JAKARTA (TheInsiderStories) – The Indonesian Survey Institute (ISI) and Indonesia Corruption Watch (ICW) recently released the results of a national survey conducted in October. 52 percent of respondents considered the level of corruption to be escalating for the current year.
Overall the perception rate declined when compared with same survey from the two previous years. In 2016, the figure reached 70 percent, while in 2017 it was 55 percent.
The survey involved around 2000 respondents aged over 19 years spread throughout Indonesia. Samples were randomly selected using multistage random sampling, with a margin of error of 2.2 percent and a confidence level of 95 percent.
The main reason for the change is that Joko Widodo’s regime has allowed the Corruption Eradication Commission (CEC) to do its duties correctly and effectively. The level of public trust in anti-racial institutions is very high, above 80 percent, while the police agency is only 54 percent and the Attorney General’s Office about of 36 percent.
Judging by the CEC’s performance this year, the results of the survey are credible, because many state-officials were arrested by the CEC. For example, arrests of the local parliamentarians in Malang amounts to 41 people, bribery of parliaments members in Central Kalimantan, arrests of agency members in the Bekasi regency, West Java, the arrests of officials in the Medan judiciary, and so on.
Most of the CEC’s arrests of state-officials relate to the bribery and gratification acts. The results of this survey show that as many as 34 percent of Indonesians consider giving money or gifts as bribery and gratuity when dealing with government agencies.
Meanwhile, Vice President Jusuf Kalla said that the reason for bribery between employers and government was caused by the complexity of the licensing service process or public administration affairs. In fact, according to the previous vision, he and Widodo had committed that public institutions should accelerate the licensing process to reduce the corruption gap.
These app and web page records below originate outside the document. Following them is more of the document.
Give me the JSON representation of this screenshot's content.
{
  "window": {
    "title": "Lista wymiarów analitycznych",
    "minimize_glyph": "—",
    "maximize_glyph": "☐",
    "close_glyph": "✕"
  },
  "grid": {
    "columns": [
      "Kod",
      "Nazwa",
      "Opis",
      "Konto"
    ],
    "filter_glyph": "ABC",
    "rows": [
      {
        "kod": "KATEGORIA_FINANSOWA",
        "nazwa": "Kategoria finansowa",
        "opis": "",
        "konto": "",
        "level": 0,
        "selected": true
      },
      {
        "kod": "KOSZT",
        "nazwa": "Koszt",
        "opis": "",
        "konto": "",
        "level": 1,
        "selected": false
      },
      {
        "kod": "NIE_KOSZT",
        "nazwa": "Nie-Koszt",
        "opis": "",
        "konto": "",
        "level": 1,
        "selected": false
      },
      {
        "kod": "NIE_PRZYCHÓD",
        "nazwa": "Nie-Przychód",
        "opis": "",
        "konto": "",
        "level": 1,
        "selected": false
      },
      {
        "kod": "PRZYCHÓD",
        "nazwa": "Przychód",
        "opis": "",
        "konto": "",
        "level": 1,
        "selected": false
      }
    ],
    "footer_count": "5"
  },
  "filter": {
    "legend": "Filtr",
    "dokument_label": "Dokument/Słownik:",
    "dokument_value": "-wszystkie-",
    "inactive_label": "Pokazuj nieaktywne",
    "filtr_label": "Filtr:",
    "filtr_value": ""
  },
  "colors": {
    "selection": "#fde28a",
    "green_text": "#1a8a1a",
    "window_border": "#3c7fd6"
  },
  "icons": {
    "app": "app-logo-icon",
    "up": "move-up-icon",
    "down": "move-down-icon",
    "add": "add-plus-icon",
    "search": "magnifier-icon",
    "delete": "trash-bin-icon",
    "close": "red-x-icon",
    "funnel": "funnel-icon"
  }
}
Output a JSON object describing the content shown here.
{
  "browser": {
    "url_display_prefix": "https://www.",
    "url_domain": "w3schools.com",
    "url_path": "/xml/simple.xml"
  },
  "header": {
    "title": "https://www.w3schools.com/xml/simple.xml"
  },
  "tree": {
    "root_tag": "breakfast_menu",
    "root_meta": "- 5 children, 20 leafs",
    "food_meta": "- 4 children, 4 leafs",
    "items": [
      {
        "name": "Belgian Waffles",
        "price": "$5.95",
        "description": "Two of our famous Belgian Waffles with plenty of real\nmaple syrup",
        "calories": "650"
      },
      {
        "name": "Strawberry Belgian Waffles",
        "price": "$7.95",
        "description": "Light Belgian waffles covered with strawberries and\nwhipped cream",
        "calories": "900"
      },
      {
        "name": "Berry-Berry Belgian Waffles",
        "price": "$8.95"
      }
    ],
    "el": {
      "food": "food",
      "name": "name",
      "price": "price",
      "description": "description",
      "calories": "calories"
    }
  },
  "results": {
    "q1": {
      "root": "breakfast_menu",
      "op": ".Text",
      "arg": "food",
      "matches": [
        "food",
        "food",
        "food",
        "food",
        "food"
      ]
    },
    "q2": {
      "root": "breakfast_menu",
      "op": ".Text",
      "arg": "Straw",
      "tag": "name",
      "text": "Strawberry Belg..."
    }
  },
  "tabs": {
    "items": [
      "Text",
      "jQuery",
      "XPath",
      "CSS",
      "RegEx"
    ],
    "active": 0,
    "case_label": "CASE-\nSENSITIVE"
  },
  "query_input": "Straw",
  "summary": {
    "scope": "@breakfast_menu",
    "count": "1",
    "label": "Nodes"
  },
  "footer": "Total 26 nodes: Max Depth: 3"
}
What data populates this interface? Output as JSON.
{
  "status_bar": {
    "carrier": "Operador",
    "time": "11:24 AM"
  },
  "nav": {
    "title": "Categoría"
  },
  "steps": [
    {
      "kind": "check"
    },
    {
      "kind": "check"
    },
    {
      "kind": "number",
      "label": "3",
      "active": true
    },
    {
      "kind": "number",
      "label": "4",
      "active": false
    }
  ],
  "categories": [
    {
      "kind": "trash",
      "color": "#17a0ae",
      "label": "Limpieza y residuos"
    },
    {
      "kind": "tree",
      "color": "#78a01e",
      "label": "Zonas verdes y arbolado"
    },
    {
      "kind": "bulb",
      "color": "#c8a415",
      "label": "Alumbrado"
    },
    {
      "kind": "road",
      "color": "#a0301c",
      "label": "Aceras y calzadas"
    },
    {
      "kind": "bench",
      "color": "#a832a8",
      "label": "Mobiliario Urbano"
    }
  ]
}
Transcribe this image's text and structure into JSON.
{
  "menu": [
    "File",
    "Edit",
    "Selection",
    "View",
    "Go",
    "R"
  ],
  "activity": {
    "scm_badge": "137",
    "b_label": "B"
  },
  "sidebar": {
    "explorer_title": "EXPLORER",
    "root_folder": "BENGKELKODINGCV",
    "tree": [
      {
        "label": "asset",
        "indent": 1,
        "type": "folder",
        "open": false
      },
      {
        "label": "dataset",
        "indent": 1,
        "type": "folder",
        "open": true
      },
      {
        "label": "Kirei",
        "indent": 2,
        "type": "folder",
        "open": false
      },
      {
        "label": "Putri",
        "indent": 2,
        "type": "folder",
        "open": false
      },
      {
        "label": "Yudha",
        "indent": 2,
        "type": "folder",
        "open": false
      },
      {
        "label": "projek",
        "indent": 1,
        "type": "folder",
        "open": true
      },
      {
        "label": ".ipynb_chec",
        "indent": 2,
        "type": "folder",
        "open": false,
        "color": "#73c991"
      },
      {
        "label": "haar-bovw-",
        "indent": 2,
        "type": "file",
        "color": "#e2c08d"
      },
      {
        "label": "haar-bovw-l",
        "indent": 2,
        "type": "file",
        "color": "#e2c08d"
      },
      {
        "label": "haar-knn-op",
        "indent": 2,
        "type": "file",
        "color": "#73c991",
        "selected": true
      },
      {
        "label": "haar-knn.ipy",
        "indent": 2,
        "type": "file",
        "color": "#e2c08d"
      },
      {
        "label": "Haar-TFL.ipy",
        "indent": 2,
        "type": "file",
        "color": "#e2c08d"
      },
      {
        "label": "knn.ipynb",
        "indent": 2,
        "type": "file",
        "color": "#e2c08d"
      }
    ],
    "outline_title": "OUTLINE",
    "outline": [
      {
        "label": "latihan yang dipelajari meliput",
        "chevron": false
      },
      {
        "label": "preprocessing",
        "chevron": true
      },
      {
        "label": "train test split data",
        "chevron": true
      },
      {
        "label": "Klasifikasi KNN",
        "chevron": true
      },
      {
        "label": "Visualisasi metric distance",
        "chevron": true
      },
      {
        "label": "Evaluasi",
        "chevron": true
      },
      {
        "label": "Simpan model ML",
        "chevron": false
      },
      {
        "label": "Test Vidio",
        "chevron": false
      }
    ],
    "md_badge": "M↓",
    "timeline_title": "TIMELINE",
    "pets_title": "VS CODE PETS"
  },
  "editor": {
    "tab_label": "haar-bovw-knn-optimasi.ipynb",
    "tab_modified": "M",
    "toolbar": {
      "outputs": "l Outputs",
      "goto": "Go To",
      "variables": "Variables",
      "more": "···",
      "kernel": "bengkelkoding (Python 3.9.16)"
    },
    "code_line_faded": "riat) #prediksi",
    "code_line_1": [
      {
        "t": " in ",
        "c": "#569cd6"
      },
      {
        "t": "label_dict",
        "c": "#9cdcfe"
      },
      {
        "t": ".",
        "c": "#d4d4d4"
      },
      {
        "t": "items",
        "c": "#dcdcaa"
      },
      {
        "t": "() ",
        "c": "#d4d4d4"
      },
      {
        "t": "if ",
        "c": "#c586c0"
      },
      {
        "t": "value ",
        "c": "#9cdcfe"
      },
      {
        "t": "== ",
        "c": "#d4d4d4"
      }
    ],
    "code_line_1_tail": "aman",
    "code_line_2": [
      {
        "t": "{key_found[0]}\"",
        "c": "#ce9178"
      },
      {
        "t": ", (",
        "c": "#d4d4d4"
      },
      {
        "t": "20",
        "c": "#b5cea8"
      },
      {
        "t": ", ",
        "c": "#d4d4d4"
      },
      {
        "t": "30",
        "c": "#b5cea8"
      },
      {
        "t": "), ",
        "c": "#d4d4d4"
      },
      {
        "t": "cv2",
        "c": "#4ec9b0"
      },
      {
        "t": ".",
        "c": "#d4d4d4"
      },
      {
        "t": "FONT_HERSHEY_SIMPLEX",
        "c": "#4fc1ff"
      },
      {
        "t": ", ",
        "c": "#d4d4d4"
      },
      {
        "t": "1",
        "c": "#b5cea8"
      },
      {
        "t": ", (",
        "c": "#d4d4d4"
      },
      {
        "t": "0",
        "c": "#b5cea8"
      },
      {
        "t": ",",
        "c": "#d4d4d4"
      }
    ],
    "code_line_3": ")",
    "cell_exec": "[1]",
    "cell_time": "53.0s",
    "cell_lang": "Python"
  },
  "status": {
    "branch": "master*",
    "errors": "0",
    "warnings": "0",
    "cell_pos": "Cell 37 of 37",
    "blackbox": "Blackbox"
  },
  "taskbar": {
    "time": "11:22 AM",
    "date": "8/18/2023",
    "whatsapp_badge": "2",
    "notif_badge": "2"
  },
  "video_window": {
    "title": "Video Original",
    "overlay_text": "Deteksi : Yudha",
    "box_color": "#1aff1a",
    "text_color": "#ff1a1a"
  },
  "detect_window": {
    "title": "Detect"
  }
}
According to him, if the licensing business is accelerated and clean, gratification and bribery would be impossible. In addition, Kalla also suggested that the government increase state-apparatus allowances or salaries so that they could prevent corruption acts in government scope.
This was confirmed by the chief of Indonesian Police, Tito Karnavian, who stated that the performance allowance of up to 70 percent for the police is a good policy to prevent corruption. According to him, these benefits can improve the performance of officials and especially help eradicate corruption.
Written by Daniel Deha, Email: firstname.lastname@example.org